(Stored entries)
>>>

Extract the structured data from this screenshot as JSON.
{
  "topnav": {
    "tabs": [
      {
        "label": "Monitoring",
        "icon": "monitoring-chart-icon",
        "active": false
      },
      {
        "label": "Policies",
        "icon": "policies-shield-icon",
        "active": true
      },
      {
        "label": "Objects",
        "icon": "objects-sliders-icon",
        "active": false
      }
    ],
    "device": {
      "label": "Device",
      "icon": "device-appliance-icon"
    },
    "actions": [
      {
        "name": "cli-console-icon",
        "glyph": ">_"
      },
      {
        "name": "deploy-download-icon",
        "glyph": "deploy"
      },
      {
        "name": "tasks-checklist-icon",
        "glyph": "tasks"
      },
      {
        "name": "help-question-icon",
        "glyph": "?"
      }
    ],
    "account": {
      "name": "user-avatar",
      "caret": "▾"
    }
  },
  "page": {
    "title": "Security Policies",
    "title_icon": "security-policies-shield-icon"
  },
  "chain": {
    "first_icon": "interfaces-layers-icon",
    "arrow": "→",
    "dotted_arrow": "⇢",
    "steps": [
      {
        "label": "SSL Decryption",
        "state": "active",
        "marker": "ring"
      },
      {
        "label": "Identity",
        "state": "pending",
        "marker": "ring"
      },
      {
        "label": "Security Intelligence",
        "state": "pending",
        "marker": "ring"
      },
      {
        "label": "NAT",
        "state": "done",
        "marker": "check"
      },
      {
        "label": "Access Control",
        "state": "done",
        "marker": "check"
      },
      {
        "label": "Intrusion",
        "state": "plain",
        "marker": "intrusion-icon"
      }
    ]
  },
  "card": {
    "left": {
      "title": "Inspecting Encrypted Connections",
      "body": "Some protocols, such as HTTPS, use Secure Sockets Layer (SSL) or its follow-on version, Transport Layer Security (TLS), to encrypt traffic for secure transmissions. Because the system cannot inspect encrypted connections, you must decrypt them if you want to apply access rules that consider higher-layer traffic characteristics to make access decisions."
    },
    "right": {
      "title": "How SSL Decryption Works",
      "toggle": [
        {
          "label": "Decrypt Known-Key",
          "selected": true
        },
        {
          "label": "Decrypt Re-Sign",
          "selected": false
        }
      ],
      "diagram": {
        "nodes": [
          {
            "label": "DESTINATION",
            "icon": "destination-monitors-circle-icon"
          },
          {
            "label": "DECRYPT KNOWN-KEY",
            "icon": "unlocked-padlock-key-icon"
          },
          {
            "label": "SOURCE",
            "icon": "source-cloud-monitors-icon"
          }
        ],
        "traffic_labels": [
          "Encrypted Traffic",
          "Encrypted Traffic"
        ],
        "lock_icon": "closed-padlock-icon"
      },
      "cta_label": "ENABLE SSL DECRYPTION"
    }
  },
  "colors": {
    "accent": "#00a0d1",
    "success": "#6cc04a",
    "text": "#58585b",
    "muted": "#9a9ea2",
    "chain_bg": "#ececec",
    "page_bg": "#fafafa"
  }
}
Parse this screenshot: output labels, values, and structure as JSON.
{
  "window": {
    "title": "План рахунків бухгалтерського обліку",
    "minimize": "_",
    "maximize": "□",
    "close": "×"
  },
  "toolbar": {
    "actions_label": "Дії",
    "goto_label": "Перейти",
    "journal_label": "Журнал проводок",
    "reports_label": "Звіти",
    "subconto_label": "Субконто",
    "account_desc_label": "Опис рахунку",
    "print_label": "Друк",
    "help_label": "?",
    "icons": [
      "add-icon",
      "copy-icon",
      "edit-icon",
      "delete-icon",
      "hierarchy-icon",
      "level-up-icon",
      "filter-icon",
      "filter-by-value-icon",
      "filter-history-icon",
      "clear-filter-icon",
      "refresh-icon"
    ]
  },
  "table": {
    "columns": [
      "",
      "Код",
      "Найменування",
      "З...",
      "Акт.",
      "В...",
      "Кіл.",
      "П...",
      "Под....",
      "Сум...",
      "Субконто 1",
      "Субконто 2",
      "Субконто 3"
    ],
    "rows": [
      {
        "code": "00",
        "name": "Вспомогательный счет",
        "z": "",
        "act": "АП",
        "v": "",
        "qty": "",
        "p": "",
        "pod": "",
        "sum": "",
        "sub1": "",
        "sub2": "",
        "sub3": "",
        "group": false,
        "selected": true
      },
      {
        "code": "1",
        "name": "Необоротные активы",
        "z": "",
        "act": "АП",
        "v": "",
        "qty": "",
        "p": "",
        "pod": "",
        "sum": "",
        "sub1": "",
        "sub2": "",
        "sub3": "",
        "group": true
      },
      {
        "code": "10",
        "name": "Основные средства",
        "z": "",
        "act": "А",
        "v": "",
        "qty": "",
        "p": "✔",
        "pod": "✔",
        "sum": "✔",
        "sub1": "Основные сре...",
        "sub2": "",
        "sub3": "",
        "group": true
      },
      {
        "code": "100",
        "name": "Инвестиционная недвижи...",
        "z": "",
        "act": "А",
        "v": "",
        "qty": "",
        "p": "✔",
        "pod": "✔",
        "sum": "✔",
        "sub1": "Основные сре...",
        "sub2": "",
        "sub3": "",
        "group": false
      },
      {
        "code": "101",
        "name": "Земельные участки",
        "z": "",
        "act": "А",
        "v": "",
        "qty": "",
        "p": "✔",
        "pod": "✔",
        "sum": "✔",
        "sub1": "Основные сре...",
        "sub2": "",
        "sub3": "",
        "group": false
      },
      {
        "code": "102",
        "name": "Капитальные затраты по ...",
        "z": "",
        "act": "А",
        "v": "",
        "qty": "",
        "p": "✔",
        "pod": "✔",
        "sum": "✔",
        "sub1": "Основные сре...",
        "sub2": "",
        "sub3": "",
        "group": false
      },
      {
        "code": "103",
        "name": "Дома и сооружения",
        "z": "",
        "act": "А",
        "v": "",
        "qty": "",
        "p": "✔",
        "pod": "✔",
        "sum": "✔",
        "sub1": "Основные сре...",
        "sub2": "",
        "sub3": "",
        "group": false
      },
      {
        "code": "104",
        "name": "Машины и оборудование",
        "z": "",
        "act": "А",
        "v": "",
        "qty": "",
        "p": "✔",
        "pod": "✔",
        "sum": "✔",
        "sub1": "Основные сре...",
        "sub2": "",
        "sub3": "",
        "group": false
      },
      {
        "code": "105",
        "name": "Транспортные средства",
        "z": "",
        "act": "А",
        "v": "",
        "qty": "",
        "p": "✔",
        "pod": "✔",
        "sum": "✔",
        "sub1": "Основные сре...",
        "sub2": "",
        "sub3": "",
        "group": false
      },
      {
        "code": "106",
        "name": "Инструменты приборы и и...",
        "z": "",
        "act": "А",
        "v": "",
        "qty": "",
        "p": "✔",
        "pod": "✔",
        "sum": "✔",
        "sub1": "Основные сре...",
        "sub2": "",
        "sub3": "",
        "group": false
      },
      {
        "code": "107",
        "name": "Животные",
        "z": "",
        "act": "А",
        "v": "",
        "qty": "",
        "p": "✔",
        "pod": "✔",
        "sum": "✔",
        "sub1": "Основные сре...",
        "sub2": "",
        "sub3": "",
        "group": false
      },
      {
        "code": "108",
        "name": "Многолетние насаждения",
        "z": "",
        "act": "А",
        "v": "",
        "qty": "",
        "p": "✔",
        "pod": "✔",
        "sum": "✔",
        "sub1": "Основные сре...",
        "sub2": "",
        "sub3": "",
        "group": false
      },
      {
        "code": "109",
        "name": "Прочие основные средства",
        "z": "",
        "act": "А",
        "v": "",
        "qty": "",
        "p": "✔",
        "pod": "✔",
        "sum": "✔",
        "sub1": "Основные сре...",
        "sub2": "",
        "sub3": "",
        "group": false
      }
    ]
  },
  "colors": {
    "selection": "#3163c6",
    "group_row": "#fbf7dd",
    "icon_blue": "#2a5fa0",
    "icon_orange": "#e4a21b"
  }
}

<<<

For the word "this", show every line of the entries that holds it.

Extract the structured data from this screenshot as JSON.
Parse this screenshot: output labels, values, and structure as JSON.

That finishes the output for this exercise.